Dog park problem: The heat is on
“My Lab-GSD was fixed when he was 6 months old, however, I got a lesson in the birds and the bees, when he was about 8 years old and discovered a pit bull female just coming out of heat at a dog park. The owner thought she was completely out of heat, but my dog smelled otherwise. He tried to mount her, and she made a point of communicating “Back off, buddy!” He backed off, did a play bow and she ignored him and walked away. But, my dog persisted. She snapped at him and the owner said, “Don’t worry, I can see that he’s fixed, and they can’t mate.” Meanwhile, my dog made a third attempt, and this time the female pit smiled and, both the owner and I learned a bit more about the birds and the bees…neutered males can mate!—Hank Simmons
Dog park tip: While this is a funny story, un-neutered dogs should never be taken to a dog park. Since we can’t predict the types of dogs that other people bring into the park, it’s important that you take responsibility for your own pet. If your dog keeps attempting to mount another dog, you should remove your dog from the situation and take him elsewhere to play in a different area of the park.
Dog park problem: ¡Yo quiero trouble!
“My teacup Chihuahua got in a huge fight with a pit bull and he chased it off. The pit bull was lying on the grass and my Chihuahua peed on it and that set him off! They ran around and fought. When I caught up, the pit bull had its tail tucked between its legs and its owner was quite humbled.”—Adam Ayachi
Dog park tip: The owner of the Chihuahua needs to make sure that their dog is properly socialized and address any aggression or territorial issues prior to taking him to the dog park. Only take a calm-submissive dog into the park; dogs that are excited and hyper can easily become a fight magnet. If your dog has issues with larger dogs, make use of the small dog-designated area of the park.

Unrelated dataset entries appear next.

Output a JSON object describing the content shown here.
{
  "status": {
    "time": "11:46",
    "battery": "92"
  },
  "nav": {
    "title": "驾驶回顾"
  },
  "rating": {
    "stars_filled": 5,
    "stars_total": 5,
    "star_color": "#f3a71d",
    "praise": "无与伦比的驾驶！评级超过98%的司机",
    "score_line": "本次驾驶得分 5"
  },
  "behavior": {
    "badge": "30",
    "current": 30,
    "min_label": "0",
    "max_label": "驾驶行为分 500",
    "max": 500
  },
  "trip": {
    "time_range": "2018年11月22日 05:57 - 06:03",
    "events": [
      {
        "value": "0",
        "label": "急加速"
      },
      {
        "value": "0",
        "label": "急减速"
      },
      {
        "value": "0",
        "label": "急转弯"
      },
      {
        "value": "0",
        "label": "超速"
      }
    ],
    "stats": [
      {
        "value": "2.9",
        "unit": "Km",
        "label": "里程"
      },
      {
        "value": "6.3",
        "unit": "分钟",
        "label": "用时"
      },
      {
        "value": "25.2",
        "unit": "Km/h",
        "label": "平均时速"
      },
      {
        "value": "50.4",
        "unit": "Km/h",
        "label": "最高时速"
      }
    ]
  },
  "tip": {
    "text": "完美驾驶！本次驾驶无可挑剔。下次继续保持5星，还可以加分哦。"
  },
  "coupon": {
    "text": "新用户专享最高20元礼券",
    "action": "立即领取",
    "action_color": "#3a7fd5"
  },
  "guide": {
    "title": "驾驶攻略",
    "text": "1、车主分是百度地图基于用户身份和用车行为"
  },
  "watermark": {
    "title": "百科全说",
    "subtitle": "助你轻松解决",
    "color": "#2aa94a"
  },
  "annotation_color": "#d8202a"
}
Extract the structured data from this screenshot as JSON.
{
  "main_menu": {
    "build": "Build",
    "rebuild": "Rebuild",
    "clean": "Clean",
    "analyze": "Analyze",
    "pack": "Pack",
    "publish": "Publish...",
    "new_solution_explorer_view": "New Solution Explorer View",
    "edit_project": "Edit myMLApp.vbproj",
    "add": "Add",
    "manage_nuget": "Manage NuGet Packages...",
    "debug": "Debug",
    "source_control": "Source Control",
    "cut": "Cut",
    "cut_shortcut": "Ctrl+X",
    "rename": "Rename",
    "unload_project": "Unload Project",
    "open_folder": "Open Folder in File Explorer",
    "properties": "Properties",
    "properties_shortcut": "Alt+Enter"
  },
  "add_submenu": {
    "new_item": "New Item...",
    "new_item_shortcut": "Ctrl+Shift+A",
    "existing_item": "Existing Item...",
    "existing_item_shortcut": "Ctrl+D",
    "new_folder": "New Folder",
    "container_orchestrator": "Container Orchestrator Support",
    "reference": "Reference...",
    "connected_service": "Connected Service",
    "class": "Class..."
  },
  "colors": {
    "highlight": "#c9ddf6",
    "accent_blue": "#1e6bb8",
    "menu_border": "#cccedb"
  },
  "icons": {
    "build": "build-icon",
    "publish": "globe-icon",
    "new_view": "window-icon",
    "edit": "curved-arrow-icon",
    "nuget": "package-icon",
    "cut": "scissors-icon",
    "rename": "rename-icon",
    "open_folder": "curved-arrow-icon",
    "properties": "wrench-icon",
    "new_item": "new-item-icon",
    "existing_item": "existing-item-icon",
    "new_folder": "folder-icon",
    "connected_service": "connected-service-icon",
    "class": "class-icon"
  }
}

Dog owners need to make sure to keep an eye on their dogs at all times. Even if your dog is well behaved, it’s crucial that you maintain your pack leader status during the duration of your visit to the dog park. If you follow the above guidelines, you’ll be in for a seamless adventure at the park.